## What you should do
Show each line from the listing that includes the word "JSON".

## Source material
—————
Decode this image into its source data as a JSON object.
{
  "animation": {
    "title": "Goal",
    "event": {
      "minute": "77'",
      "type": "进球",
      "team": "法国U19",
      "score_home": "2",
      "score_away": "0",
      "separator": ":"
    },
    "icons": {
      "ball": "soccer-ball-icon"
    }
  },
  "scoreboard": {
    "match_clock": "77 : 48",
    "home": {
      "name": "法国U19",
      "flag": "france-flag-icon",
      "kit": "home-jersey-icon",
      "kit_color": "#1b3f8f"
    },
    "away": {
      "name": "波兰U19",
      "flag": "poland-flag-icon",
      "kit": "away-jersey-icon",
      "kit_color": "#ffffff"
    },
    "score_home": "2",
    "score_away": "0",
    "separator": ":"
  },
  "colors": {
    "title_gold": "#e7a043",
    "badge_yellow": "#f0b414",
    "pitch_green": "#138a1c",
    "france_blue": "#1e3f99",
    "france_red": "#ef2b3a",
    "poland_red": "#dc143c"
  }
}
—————
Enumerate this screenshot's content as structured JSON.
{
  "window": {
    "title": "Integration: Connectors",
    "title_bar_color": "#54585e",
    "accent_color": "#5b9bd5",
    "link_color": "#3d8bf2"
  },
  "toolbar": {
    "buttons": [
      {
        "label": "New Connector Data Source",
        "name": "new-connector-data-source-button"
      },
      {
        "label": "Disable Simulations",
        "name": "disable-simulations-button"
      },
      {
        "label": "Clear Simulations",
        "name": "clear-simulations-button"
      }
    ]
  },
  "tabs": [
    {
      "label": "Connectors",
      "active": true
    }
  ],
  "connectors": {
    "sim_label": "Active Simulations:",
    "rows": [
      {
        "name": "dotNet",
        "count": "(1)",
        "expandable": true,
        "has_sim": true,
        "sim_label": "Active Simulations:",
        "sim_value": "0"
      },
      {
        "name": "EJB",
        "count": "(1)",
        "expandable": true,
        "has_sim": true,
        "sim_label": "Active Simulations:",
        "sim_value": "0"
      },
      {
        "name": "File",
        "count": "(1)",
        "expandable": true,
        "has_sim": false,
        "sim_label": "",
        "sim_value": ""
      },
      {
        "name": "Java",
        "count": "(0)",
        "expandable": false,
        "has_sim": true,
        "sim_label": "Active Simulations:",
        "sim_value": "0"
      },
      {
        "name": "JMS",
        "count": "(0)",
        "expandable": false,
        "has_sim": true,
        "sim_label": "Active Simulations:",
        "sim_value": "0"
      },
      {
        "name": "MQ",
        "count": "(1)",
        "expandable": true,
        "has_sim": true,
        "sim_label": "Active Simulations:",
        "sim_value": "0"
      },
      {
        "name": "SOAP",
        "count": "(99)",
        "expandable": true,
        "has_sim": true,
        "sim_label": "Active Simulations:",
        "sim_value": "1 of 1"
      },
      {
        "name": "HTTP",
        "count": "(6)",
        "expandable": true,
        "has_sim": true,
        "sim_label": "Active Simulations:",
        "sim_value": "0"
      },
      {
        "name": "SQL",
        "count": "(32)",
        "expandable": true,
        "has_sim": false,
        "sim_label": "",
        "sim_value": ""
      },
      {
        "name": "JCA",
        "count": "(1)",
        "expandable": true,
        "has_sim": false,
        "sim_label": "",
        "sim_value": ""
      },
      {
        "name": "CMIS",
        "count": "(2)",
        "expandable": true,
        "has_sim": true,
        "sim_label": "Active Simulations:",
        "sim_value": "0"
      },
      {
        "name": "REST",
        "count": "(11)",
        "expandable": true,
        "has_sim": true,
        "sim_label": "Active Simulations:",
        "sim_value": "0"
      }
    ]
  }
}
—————
## Answer box
Decode this image into its source data as a JSON object.
Enumerate this screenshot's content as structured JSON.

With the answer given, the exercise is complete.